All-Day Energy Hacks for Music Teachers
Don’t tire out during the school day. Try these unusual ways of keeping your energy high.
We all know someone with seemingly boundless energy. They have so much vigor and stamina, the Energizer Bunny would be jealous. But what about the rest of us normal people, whose energy levels dip during the day? These dips usually happen at the most inconvenient times, like during a schoolwide staff training or before the last music class of the day. Well, fade out no more. Here are some clever and more unusual ways of boosting your energy, and no, none of them are “chug coffee.” (You’re a teacher.
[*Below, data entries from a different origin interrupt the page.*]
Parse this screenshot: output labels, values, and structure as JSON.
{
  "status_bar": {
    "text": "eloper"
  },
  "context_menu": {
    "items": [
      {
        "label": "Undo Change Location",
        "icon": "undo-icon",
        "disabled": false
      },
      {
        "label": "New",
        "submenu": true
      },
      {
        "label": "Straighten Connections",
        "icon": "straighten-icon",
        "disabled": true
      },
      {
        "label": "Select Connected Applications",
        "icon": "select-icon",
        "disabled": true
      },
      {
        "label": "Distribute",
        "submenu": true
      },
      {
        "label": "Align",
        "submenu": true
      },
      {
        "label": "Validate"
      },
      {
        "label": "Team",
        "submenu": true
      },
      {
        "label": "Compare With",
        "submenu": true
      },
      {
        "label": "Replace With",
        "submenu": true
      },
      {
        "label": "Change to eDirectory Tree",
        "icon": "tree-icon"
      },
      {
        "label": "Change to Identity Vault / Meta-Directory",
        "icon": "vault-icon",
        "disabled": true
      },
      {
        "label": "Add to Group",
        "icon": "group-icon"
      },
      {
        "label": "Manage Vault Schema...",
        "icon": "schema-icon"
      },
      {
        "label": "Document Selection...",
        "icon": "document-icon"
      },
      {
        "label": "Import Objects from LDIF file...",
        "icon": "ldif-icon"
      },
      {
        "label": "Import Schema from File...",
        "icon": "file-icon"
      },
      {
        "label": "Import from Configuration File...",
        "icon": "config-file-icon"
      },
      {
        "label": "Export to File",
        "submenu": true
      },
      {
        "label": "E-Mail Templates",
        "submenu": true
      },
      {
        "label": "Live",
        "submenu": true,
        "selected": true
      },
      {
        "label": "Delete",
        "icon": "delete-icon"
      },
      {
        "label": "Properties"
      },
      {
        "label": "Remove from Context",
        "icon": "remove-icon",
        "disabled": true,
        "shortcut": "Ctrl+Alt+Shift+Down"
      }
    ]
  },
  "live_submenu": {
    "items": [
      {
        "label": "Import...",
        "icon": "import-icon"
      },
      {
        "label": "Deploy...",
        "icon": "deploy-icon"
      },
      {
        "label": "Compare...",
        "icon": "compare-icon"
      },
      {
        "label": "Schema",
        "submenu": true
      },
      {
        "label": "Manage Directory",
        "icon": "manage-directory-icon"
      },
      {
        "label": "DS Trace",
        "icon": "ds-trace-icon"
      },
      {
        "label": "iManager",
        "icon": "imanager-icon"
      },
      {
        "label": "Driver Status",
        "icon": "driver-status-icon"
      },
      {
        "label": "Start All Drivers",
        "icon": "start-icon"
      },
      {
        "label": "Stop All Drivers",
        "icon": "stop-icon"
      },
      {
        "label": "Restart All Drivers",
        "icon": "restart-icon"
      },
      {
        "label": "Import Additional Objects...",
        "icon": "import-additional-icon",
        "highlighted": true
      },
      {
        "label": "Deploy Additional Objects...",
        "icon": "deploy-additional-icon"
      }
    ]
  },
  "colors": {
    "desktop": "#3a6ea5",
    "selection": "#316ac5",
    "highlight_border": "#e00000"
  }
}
We assume you’re already chugging coffee.)
You’ve hauled your tush out of bed, so enjoy a little treat. Maybe that means a special mug, a super soft robe, fancy slippers or extra-soft bath towels. Life’s little luxuries mean an awful lot at the crack of dawn and can be helpful in starting the day off feeling more energized.
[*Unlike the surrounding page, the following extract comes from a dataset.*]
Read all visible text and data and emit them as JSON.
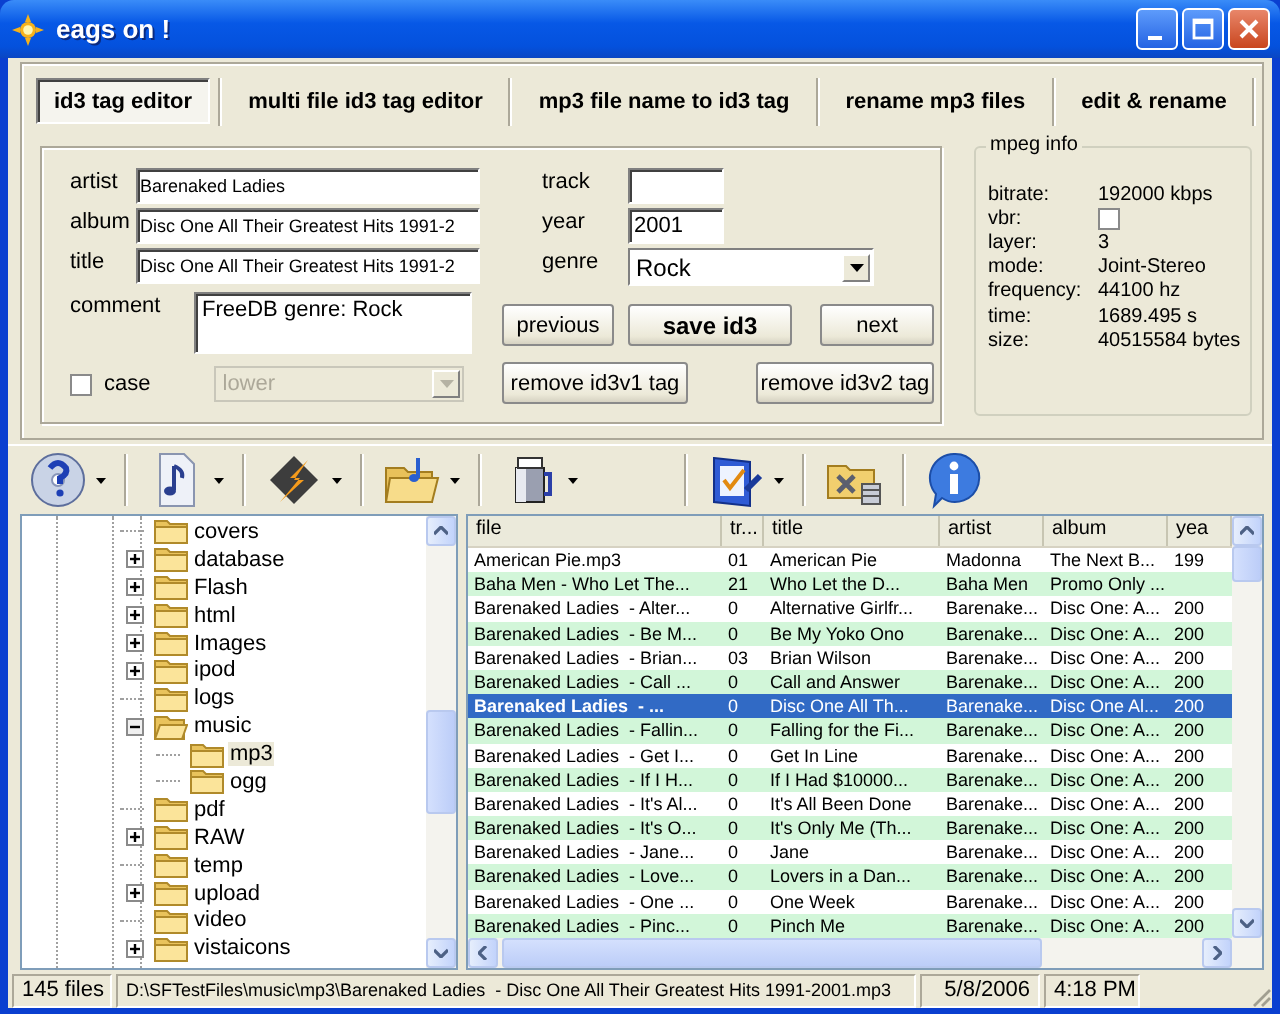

Turn your shower into a stimulating spa steam room. Try a shower mist spray or a shower steamer with essential oils like orange, peppermint, lemongrass or rosemary. Finish the shower by standing under cold water — see if you can gradually work up to about 30 seconds. According to cold therapy proponent Wim Hof, cold showers induce a state of alertness and focus by decreasing the amount of CO2 throughout the body. He claims you’ll eventually start to look forward to this icy blast. Hmm, we’ll see.
Eat a couple of kiwi fruit as part of breakfast. Kiwi is high in vitamin C, which is essential for the body’s energy powerhouses — mitochondria — to work optimally, according to research published in the journal Nutrients. One kiwi fruit has more vitamin C than two oranges, and has fiber and potassium to boot. Other energy-boosting breakfast foods include steel-cut oatmeal, Greek yogurt, eggs or whole grain toast with a nut butter.
On the way to school, sing in your car. In addition to being just plain fun — and a great way to entertain your fellow commuters as you zoom by performing Queen’s greatest hits — singing reduces the stress hormone cortisol. Research from the University of Oxford shows that singing also boosts positive neurological effects, reduces muscle tension and may boost the immune system. So, what song boosts your swagger?
Promote energetic vibes with yellow, a highly stimulating color. Try putting yellow flowers on your desk, or a pot with a yellow indoor plant such as kalanchoe or an orchid. If you’re allowed, paint a wall in your classroom or office yellow. Other options: a yellow sweater or shawl for chilly spaces, or a bright yellow water bottle.
Speaking of water, dehydration is one of the most common causes of fatigue and even mild dehydration can leave you feeling droopy. According to Harvard’s T.H. Chan School of Public Health, adult women need 9 cups of water each day (72 ounces) while adult men need 10 cups (80 ounces), so sip throughout the day. If you’re not a big fan of plain water, add fresh mint, cucumber, berries or citrus fruits to your water bottle to make the beverage more enticing.
Keep to-do lists to a minimum: Three specific goals for today — that’s it. For example, “send out permission slips for field trip, call for dentist appointment, plan lesson on music mind maps.” Longer to-do lists sap your energy and make you feel stressed and overwhelmed. Short lists like this help you stay energized and focused, rather than feeling discouraged and ready to curl up into a ball on the carpet.
Can you slip out for a 10 minute walk around the school campus or even up and down some stairs? A low- to moderate-effort walk is as effective in boosting energy as consuming 50 mg of caffeine, or about the same as a can of Coke or Diet Coke. That’s according to a study published in the Journal of Physiology & Behavior. That study also found that cognitive performance increased after the short walk. And unlike caffeine, a walk won’t boomerang back to keep you awake at 3 a.m.
Bonus points: Pair your walk with chewing gum — yes, you can walk and chew gum at the same time — because chewing gum boosts alertness, according to research. Cinnamon and peppermint flavors are both energizing options.
Time for a healthy snack. Almonds are high in manganese, copper and magnesium, all of which are important to the body’s energy production. Plus, almonds have protein and fiber to keep you feeling full. A serving is 23 almonds, or a small handful.
The dreaded midday slump approaches, but you are ready to banish it. It’s time to have a little afternoon dance party with your students. “I like to move it move it…” Little kids love to learn dances like the “Cha Cha Slide,” while older students can take turns DJ-ing their current favorites for their classmates to groove to.
Your workday is hopefully coming to a close, but busy music educators like you probably have plenty of tasks left to accomplish. Beat late-day lethargy by rubbing your ears. The ears have energy points, according to traditional Chinese medicine and yoga philosophies, and stimulating these by massaging the ears can release tension and boost energy. Massage therapist Rachel Richards has a video with instructions.